Previous Lab Members
Stephane Boissinot, PhD. Professor of Biology
I am an evolutionary biologist whose research addresses fundamental biological questions using the tools and concepts of population genetics, molecular evolution and comparative genomics. My main research interests are the evolution of transposable elements, the phylogeography of east African taxa and the evolution of resistance to viruses. I was member of the faculty at Queens College (City University of New York) until 2014. I joined NYU Abu Dhabi in January 2015. CV
Jacobo Reyes-Velasco, PhD
I am originally from Colima, Mexico and obtained my PhD in Biology from the University of Texas at Arlington in 2015. My current research focus on the adaptation of east African frogs to life at high elevations, as well as phylogeography and systematics. Previously I have worked with systematics and phylogeography of new world snakes, as well as the evolution of venom. I joined the Boissinot lab in July 2015.
Yann Bourgeois, PhD
I am interested in understanding how selection acts on polymorphism and diversification in natural populations, by combining genetics and genomics with the study of environmental variations and ecology. My thesis in Toulouse dealt with the genetic bases of color variations in an endemic bird from Réunion island, Zosterops borbonicus. I used a variety of approaches such as classical population genetics, candidate genes studies, RAD-sequencing, but also GIS and niche modelling.
During my previous post-doc in Dieter Ebert's team at Basel University, I added host-parasite interactions and how they affect genomes to my list of interests. I also collaborated on various projects such as the study of evolutionary radiations on archipelagoes in Tetragnatha spiders, museomics of Crowned pigeons from New Guinea (Goura), or evolution of the Foudia genus in the Mascarenes. I joined the Boissinot lab in September 2016, where I focus on how selection and hybridization act on genomic structural variation and polymorphism in a variety of Vertebrates.
Sandra Goutte, PhD
I am broadly interested in the evolution of behavior and functional morphology in anurans, with a focus on acoustic communication. By integrating empirical and experimental data in a phylogenetic framework, I investigate the factors that may have led to the diversity of communication systems we observe today.

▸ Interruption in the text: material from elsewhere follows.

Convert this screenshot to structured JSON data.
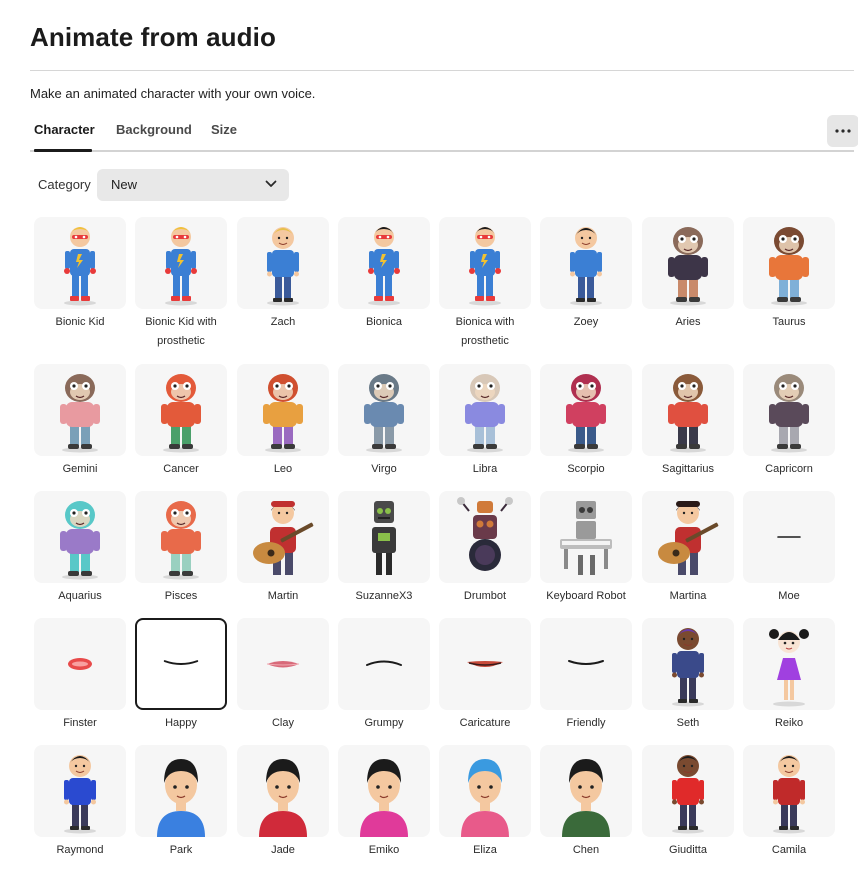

I have previously worked on frog acoustic communication and hearing in Asia and South and Central America. I joined the Boissinot lab in February 2018 where my main focus is the acoustic communication of African frogs.
Justin Wilcox, PhD.
I have a passionate interest in elucidating the principles and mechanics governing the population biology, community ecology, and evolution of symbionts and their hosts. Recent advances in sequencing technology have provided radically new insights into the genetic architecture of vertebrates while simultaneously revealing them as hosts to intricately-complex communities (i.e. microbiomes) of parasites, commensals, and mutualists. These discoveries have provided an unprecedented opportunity to study the evolution of these symbionts and their vertebrate hosts and to assess the universality of existing evolutionary and ecological theory across the tree of life and the divide between free-living organisms and the communities that they harbor. My current research seeks to capitalize on these opportunities by applying genomics-based approaches to answer questions of diversification, selection, and genetic architecture in falcons and their associated communities of symbionts.
Sebastian Kirchhof, PhD.
I joined the Boissinot lab in September 2018 and now aim at targeting the genomic underpinnings of trait variations and evolutionary change, focusing on desert reptiles and tropical anurans. I will use functional genomics in combination with ecophysiology experiments to answer questions regarding genomic functions at the level of genes, RNA transcripts and proteins under extreme environmental conditions such as ultra-aridity (i.e. in deserts) and high elevations.
I am a senior at NYU Abu Dhabi and hail from Pune, India. My interests primarily lie in bioinformatics, genetics and genomics, and I am currently working with transcriptome and whole genome sequencing (WGS) data from the Ethiopian Ptychandena neumanni species complex. My project aims to examine evolutionary patterns and adaptations in this highly divergent frog genus before analyzing the evolution of transposable elements and associating it with episodes of allopatry. This will help understand how and in what capacity transposable elements can be used from genomic fossil data to study recent and ongoing speciation events in historical populations.
I am a sophomore student at NYU Abu Dhabi, and come from Ostrow Wielkopolski, Poland. I have a vivid interest in ecology and evolution of animal species, especially in systematics and ecophysiology of reptiles and amphibians. I joined the Boissinot lab in September 2018, where I aim to familiarize myself with computational techniques of genome analysis, and gain invaluable experience through participation in the conducted fieldwork.
Robert Ruggiero, PhD
We are going to miss you Rob!
Joseph D. Manthey, PhD
Joe is now an Assistant profesor at Texas Tech!
We are going to miss you Joe!